◆ **Task description**: If a line of the data below contains the string "name", copy it into your answer.

Stored entries
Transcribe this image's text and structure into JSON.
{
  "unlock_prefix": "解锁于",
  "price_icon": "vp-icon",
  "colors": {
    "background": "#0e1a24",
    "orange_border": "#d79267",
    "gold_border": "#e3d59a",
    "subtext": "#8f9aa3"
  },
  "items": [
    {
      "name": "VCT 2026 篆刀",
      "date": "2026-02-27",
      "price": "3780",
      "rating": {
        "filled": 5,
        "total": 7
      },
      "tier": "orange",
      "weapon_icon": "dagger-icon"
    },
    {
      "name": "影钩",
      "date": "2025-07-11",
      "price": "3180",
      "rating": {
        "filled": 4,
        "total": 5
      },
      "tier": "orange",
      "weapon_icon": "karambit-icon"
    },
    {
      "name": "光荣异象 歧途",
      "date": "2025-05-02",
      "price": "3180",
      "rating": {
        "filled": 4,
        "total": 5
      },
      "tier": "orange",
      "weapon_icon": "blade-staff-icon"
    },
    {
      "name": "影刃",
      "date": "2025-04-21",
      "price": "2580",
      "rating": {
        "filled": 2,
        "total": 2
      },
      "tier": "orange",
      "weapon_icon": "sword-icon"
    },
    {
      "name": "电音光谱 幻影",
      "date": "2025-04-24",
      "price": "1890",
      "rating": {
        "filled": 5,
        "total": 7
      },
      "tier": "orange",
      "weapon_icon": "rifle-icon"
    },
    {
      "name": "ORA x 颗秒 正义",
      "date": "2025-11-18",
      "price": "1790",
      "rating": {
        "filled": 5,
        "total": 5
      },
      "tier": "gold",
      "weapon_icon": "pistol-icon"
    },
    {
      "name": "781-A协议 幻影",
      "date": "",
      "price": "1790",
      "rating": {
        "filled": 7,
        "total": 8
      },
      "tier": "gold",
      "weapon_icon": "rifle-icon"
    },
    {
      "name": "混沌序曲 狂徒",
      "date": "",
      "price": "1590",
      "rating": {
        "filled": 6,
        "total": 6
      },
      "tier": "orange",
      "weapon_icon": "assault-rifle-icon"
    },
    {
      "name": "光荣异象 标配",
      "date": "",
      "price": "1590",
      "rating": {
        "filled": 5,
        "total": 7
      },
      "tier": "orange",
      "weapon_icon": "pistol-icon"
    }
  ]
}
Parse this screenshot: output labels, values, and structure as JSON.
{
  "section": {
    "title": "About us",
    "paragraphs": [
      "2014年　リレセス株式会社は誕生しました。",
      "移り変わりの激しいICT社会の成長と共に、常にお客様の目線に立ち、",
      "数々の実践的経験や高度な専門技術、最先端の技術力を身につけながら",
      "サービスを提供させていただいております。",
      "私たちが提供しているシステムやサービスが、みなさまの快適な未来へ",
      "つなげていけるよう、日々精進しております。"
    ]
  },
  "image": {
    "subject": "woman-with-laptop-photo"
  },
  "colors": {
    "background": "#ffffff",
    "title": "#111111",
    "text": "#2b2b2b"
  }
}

◆ **Answer section**:
      "name": "VCT 2026 篆刀",
      "name": "影钩",
      "name": "光荣异象 歧途",
      "name": "影刃",
      "name": "电音光谱 幻影",
      "name": "ORA x 颗秒 正义",
      "name": "781-A协议 幻影",
      "name": "混沌序曲 狂徒",
      "name": "光荣异象 标配",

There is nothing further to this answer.